**WORK INSTRUCTIONS:** An identical copy of the listing below is all the answer should contain.

**RECORDS FOR THIS TASK:**

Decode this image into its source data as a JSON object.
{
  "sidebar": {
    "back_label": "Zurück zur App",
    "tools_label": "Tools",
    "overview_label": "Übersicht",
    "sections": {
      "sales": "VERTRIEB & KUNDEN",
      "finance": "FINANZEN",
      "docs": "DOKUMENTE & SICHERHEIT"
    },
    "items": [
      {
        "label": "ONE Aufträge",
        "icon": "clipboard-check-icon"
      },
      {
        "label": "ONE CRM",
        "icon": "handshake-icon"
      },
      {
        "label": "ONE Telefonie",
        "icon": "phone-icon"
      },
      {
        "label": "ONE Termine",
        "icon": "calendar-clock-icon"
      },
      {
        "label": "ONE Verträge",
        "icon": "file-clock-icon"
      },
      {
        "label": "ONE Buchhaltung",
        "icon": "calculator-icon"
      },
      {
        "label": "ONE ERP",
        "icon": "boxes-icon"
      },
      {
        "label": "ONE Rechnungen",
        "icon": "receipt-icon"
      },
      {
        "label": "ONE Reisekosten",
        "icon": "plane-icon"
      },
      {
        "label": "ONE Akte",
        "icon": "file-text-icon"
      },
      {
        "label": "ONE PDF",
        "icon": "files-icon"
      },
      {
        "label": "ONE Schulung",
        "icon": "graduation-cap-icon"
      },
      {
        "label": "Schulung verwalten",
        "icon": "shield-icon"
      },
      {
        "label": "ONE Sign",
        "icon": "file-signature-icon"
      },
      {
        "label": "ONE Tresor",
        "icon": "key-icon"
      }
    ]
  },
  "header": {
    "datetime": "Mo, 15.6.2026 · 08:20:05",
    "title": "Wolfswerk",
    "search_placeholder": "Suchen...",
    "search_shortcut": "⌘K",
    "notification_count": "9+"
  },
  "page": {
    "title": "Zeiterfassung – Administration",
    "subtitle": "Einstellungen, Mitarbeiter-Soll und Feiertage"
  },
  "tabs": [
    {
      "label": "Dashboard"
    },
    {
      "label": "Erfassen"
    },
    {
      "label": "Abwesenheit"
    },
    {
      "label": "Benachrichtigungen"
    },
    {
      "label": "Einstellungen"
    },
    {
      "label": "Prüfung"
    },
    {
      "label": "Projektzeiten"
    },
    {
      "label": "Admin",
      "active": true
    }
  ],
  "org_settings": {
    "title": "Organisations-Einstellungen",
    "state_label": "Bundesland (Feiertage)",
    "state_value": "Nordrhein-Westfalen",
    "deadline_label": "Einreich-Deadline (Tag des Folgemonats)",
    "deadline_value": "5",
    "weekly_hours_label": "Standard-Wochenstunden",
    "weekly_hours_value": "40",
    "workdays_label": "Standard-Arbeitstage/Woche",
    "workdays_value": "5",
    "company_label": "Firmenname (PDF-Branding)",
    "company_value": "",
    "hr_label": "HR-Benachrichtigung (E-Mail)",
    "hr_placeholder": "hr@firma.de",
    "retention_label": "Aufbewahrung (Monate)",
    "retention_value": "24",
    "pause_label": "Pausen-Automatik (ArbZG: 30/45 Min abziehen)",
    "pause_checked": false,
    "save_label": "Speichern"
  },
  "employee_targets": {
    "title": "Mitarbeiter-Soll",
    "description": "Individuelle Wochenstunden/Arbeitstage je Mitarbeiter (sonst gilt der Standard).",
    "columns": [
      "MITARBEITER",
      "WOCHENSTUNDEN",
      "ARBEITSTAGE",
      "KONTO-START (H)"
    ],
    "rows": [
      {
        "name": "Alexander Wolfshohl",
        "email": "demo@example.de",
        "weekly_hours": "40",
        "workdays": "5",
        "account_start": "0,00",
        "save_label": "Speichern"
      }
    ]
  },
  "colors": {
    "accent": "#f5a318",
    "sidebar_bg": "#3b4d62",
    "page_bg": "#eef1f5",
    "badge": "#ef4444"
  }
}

**RESULT OF THE EXERCISE:**
Decode this image into its source data as a JSON object.
{
  "sidebar": {
    "back_label": "Zurück zur App",
    "tools_label": "Tools",
    "overview_label": "Übersicht",
    "sections": {
      "sales": "VERTRIEB & KUNDEN",
      "finance": "FINANZEN",
      "docs": "DOKUMENTE & SICHERHEIT"
    },
    "items": [
      {
        "label": "ONE Aufträge",
        "icon": "clipboard-check-icon"
      },
      {
        "label": "ONE CRM",
        "icon": "handshake-icon"
      },
      {
        "label": "ONE Telefonie",
        "icon": "phone-icon"
      },
      {
        "label": "ONE Termine",
        "icon": "calendar-clock-icon"
      },
      {
        "label": "ONE Verträge",
        "icon": "file-clock-icon"
      },
      {
        "label": "ONE Buchhaltung",
        "icon": "calculator-icon"
      },
      {
        "label": "ONE ERP",
        "icon": "boxes-icon"
      },
      {
        "label": "ONE Rechnungen",
        "icon": "receipt-icon"
      },
      {
        "label": "ONE Reisekosten",
        "icon": "plane-icon"
      },
      {
        "label": "ONE Akte",
        "icon": "file-text-icon"
      },
      {
        "label": "ONE PDF",
        "icon": "files-icon"
      },
      {
        "label": "ONE Schulung",
        "icon": "graduation-cap-icon"
      },
      {
        "label": "Schulung verwalten",
        "icon": "shield-icon"
      },
      {
        "label": "ONE Sign",
        "icon": "file-signature-icon"
      },
      {
        "label": "ONE Tresor",
        "icon": "key-icon"
      }
    ]
  },
  "header": {
    "datetime": "Mo, 15.6.2026 · 08:20:05",
    "title": "Wolfswerk",
    "search_placeholder": "Suchen...",
    "search_shortcut": "⌘K",
    "notification_count": "9+"
  },
  "page": {
    "title": "Zeiterfassung – Administration",
    "subtitle": "Einstellungen, Mitarbeiter-Soll und Feiertage"
  },
  "tabs": [
    {
      "label": "Dashboard"
    },
    {
      "label": "Erfassen"
    },
    {
      "label": "Abwesenheit"
    },
    {
      "label": "Benachrichtigungen"
    },
    {
      "label": "Einstellungen"
    },
    {
      "label": "Prüfung"
    },
    {
      "label": "Projektzeiten"
    },
    {
      "label": "Admin",
      "active": true
    }
  ],
  "org_settings": {
    "title": "Organisations-Einstellungen",
    "state_label": "Bundesland (Feiertage)",
    "state_value": "Nordrhein-Westfalen",
    "deadline_label": "Einreich-Deadline (Tag des Folgemonats)",
    "deadline_value": "5",
    "weekly_hours_label": "Standard-Wochenstunden",
    "weekly_hours_value": "40",
    "workdays_label": "Standard-Arbeitstage/Woche",
    "workdays_value": "5",
    "company_label": "Firmenname (PDF-Branding)",
    "company_value": "",
    "hr_label": "HR-Benachrichtigung (E-Mail)",
    "hr_placeholder": "hr@firma.de",
    "retention_label": "Aufbewahrung (Monate)",
    "retention_value": "24",
    "pause_label": "Pausen-Automatik (ArbZG: 30/45 Min abziehen)",
    "pause_checked": false,
    "save_label": "Speichern"
  },
  "employee_targets": {
    "title": "Mitarbeiter-Soll",
    "description": "Individuelle Wochenstunden/Arbeitstage je Mitarbeiter (sonst gilt der Standard).",
    "columns": [
      "MITARBEITER",
      "WOCHENSTUNDEN",
      "ARBEITSTAGE",
      "KONTO-START (H)"
    ],
    "rows": [
      {
        "name": "Alexander Wolfshohl",
        "email": "demo@example.de",
        "weekly_hours": "40",
        "workdays": "5",
        "account_start": "0,00",
        "save_label": "Speichern"
      }
    ]
  },
  "colors": {
    "accent": "#f5a318",
    "sidebar_bg": "#3b4d62",
    "page_bg": "#eef1f5",
    "badge": "#ef4444"
  }
}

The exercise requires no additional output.